## TASK:
Pull each line containing "text" out of the data and copy it.
---------- TASK DATA
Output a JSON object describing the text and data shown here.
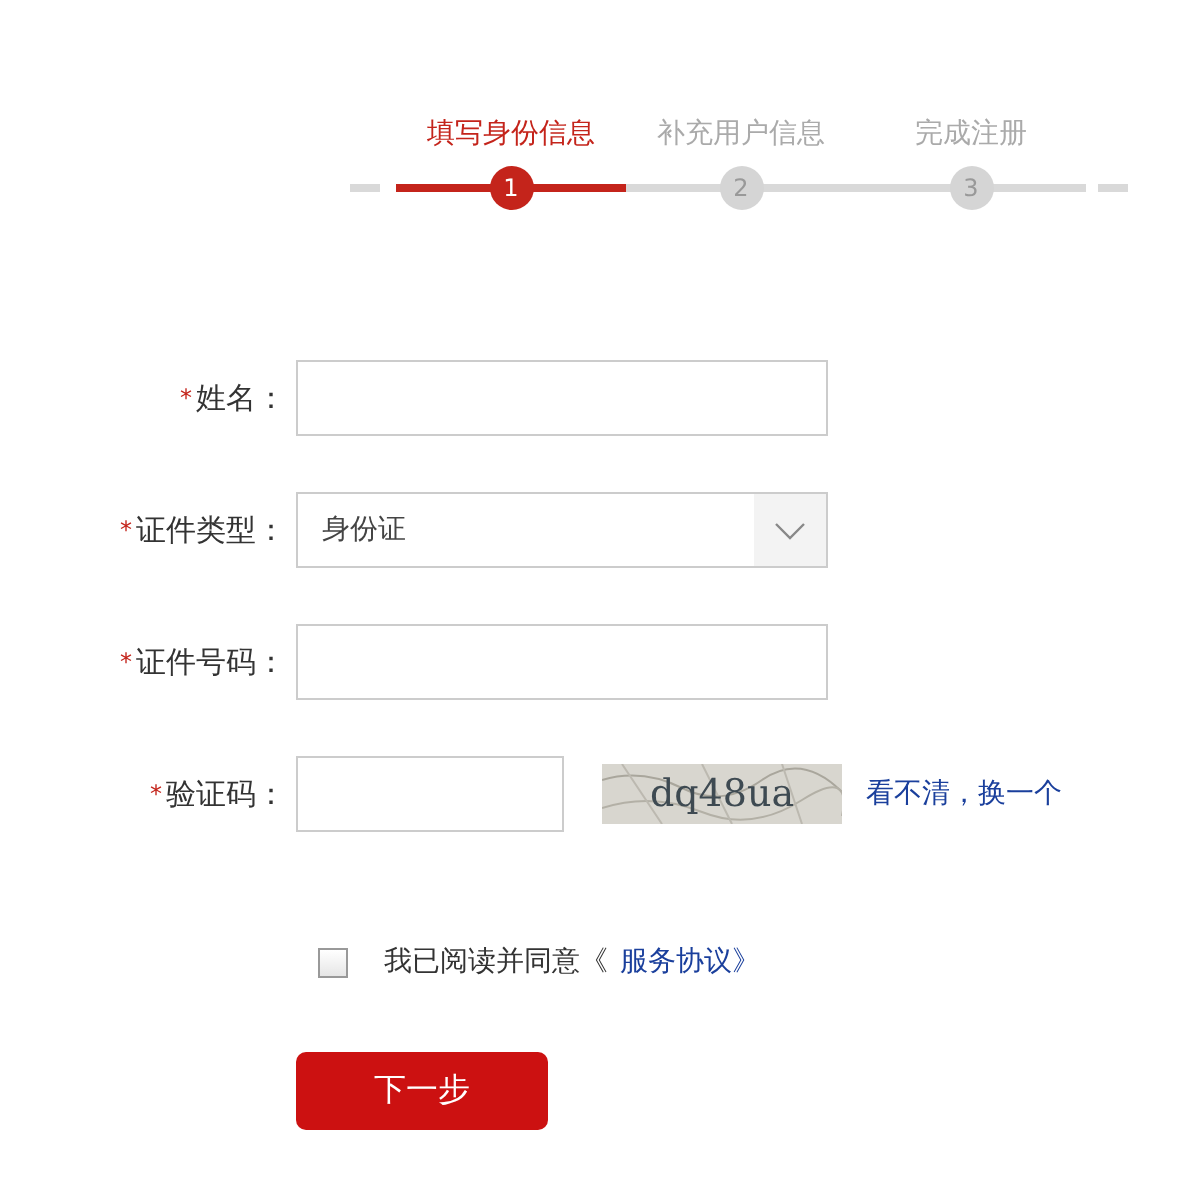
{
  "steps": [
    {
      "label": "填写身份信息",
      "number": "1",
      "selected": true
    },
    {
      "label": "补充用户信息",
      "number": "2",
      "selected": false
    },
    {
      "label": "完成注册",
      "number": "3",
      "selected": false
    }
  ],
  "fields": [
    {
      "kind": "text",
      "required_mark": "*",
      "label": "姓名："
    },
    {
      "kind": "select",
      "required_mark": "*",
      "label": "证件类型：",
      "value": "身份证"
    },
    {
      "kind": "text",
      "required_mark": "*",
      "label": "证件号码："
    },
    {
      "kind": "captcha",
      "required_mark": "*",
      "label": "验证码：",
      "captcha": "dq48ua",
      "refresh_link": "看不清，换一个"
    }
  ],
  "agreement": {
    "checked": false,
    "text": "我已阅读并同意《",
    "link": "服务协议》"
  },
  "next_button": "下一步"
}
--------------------
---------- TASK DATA
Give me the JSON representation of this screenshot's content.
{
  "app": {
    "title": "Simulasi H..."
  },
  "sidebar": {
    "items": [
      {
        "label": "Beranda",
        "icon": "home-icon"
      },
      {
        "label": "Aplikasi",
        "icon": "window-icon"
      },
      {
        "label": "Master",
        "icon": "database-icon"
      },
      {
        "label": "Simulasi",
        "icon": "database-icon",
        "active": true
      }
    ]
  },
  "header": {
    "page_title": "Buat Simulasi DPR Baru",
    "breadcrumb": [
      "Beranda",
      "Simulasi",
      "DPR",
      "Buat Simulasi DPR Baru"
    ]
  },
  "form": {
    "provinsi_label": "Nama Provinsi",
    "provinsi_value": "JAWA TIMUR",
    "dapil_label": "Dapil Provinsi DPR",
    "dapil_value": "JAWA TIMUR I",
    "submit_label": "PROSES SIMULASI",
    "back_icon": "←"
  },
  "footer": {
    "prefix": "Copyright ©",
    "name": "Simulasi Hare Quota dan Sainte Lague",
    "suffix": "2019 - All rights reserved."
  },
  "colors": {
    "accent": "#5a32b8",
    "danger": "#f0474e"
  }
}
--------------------
## COMPLETED EXERCISE:
Output a JSON object describing the text and data shown here.
      "kind": "text",
      "kind": "text",
    "text": "我已阅读并同意《",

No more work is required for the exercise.